may have just begun with forecasts for unprecedented flooding across the heart of US
energy production and in Houston, the nation’s fourth-largest city.
smashed ashore as a Category 4 hurricane
on Friday near Rockport, Texas.
Five deaths have been attributed to the storm, which has also halted about one-quarter of oil production in the Gulf of Mexico
and 5 per cent of US
refining capacity. Its second act could be worse as Harvey
stalls and promises to dump more than 3 feet of rain onto Texas
for the next few days.
“This is catastrophic,” said Greg Waller, a service coordination hydrologist with the National Weather Service’s West Gulf River Forecast Centre in Fort Worth. “When we say record setting it means you cannot use history on your side because the rivers have never been this high before.”
Damage from the initial strike won’t tell the whole story, said Chuck Watson, director of research and development, at Enki Holdings in Savannah, Georgia. “If it was a traditional hurricane
it would be a $2 billion storm, maybe $3 billion, but that is not what this storm is about,” Watson said.
was the strongest storm to hit the US
since 2004. After making landfall, it was downgraded to a tropical storm and came to a near-standstill near the town of Victoria, Texas.
At least two deaths have been reported, a toll that’s expected to rise as emergency crews were yet to reach some of the hardest-hit areas, the Associated Press reported.
is flooding a region that has a cluster of refineries that process 5 million barrels of oil a day. About 1 million barrels a day of crude and condensate refining capacity in Texas
have been shut by companies including Valero Energy Corp, according to company statements, government releases and people familiar with the situation. Its path through the Gulf shuttered 24 per cent of oil production, along with the port of Corpus Christi, which ships the largest amount of US
In addition to the energy threat, crops and livestock may struggle to cope with rising waters, while airlines have cancelled flights at multiple Texas airports.
At least 1,140 inbound and outbound flights were cancelled Saturday from Texas airports
in Houston, Dallas, Corpus Christi, Austin and San Antonio, according to FlightAware.
Harvey is flooding a region that has a cluster of refineries that process 5 million barrels of oil a day

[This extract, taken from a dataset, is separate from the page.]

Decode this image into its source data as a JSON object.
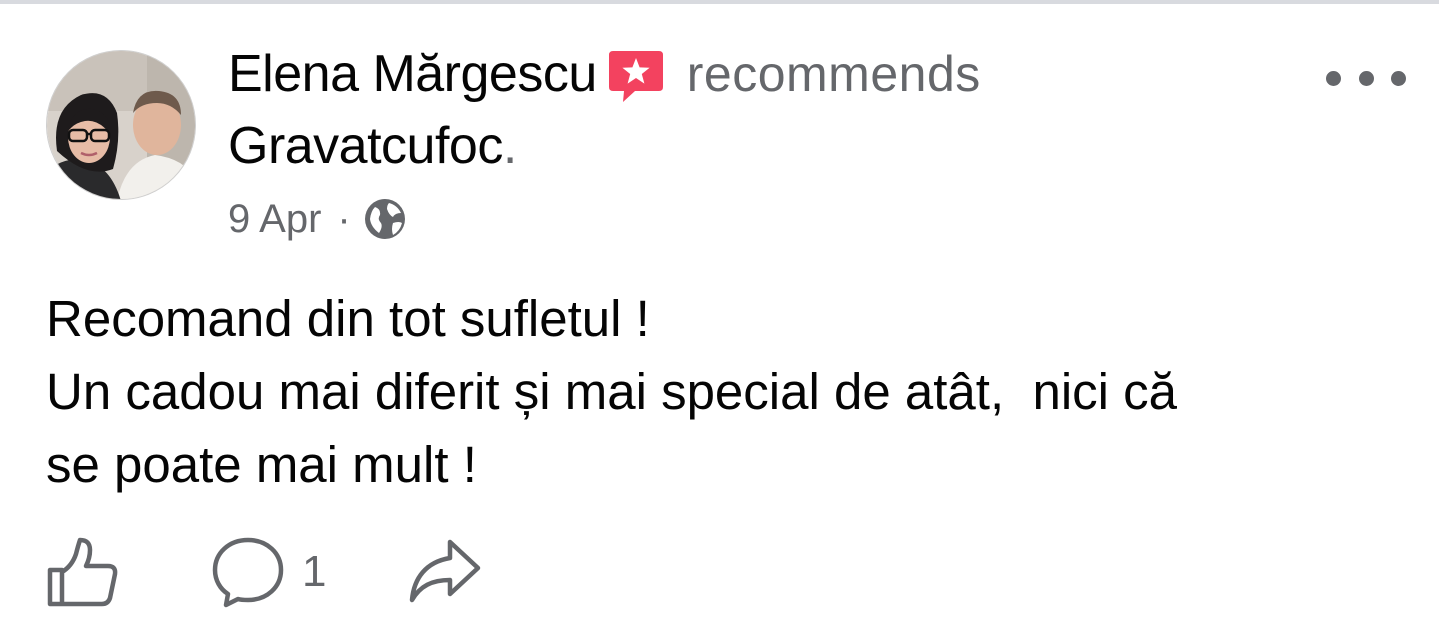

Crops and livestock may struggle to cope with rising waters
At least 1,140 inbound and outbound flights were cancelled on Saturday from Texas airports
At least 248,443 customers were without power across the state